Recent concerns about potential outbreaks of H9N2 strain of bird flu that could spread to human populations at least partly because of poor practices in poultry rearing seem to be the latest in an onslaught of meat and animal product related health scares; Foot and Mouth disease, BSE, E Coli, Salmonella and Swine Fever have all had high profiles in recent years. In this light, the vegan way can seem an attractive path for health reasons alone, never mind considerations of compassion or ecological sustainability. However some permaculturists have expressed views that “vegan growing is unsustainable without lots of outside stuff being brought in”, "veganism is illogical and is unsustainable other than in a high energy use society", “Vegan(ism) requires mass farming and transportation of out of season foods, two things that directly fly in the face of permaculture principles” and that "principles of animal rights are... fine on a personal level, but fail when presented as a prescription for curing the ills of society". Others have asserted that “vegan(ism) isn't permaculture. The person who wrote the book on the matter was most emphatic”, by which I presume they are referring to Bill Mollison and the Permaculture: A Designer's Manual.
Indeed Mollison does state that "...animals represent a valid way of converting inedible vegetation into protein", also that '...we should eat what is edible, at any level' and many of his designs incorporate animals into productive systems as essential components.
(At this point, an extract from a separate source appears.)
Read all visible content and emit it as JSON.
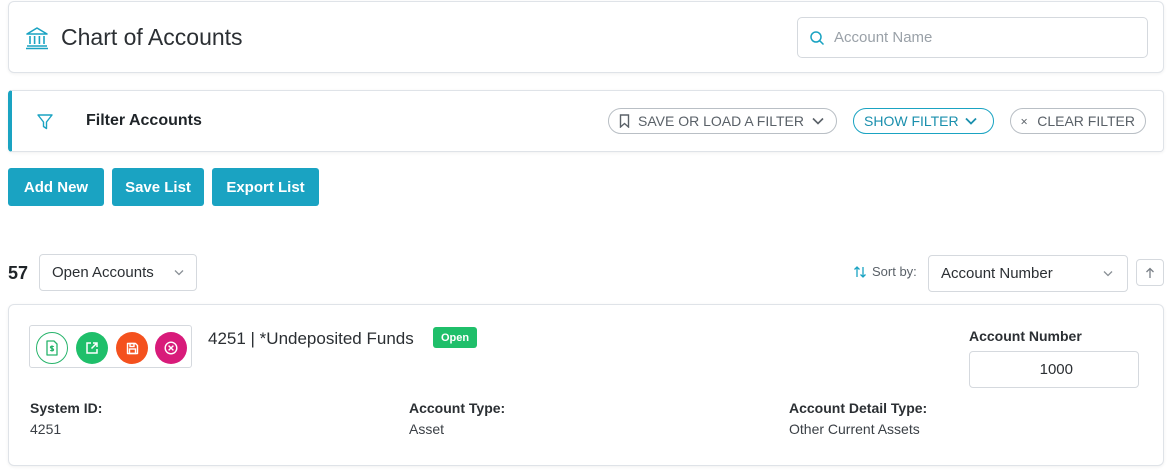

So does veganism have anything to do with permaculture, and can it be sustainable in a cool temperate island situation such as the UK?
In fact Bill does talk about vegetarianism on page 28 of the Designer's Manual. As one might imagine, the old curmudgeon is not overly in favour and does indeed make many valid comments, particularly regarding the limitations of the trophic food pyramid model as opposed to actual complex cyclic food webs. He also comments on the dependence of the typical vegetarian diet upon large quantities of monoculturally grown grains and legumes such as soya though he doesn't mention that this is equally true of the typical Western omnivore who also consumes such quantities (indeed vastly more) when used as feed and converted into animal proteins. On page 30 he states:
"Vegetarian diets ARE very efficient, providing;
1. They are based on easily cooked or easily processed crops grown in HOME GARDENS (his emphasis).
2. That wastes, especially body wastes, are returned to the soil of that garden.
3. That we eat from where we live, and do not exploit others or incur large transport costs".
He also goes on to say;
"We should always do our energy budgets. Whatever we eat, if we do not grow any of our own food and over use a flush toilet (sending our wastes out to sea) we have lost the essential soil and nutrients needed for a sustainable life cycle"
With which I couldn't agree more. In fact Bill's above description of sustainable vegetarianism (which here I take to mean true vegetarianism- or veganism) is virtually indistinguishable from the philosophies of the Movement For Compassionate Living and their vision, eloquently expressed in Kathleen Jannaway's 'Abundant Living In The Coming Age Of The Tree', of a UK broken up into sustainable self reliant communities, mainly meeting their needs from tree crops and garden scale vegan-organic food production.
The essence of permaculture is its attention to energy flows and cycles as well as personal accountability - it's as easy to lead an unsustainable, unaccountable vegan lifestyle based on imported, fossil fuel hungry, monoculturally grown, over packaged and over processed soya convenience foods, as it is to live as an unsustainable and unaccountable omnivore supported by the intensive factory pharm and the supermarket freezer counter. What's important is that we all develop an awareness of our own 'energy budgets' or the 'ecological footprints' of how we are living, and begin to work in our own ways to steadily reduce these.
Whatever we might think about veganism, I would suggest that if we are to create a sustainable future, we will all need to at least lessen our dependence on both animal products and the inputs they entail (at present some 85% of agricultural land use) and intensive monocultural farming in general, and start thinking about major re-afforestation programs and a movement towards a far greater percentage of our needs being met from home, market and forest gardens as well as the edible high protein and carbohydrate and other useful yields of trees.
On page 183 of the Designer's Manual, Bill quotes Colin Tudge who, in New Scientist 86, reckons ('highly conservatively') that 60% of the British Isles could be given back to nature. This is without "letting go of the misconception that it is agriculture (not individual and market gardens) that will provide the future food we eat (a common fallacy). John Jeavons estimates (on the basis of GARDENS) that we could return 94% of land to its own purposes".
Either way, that's alot of space left for trees and wildlife, and not a bad goal to aim for - nor is it unachievable when we creatively harness our human ingenuity and skills, and build upon our common strengths.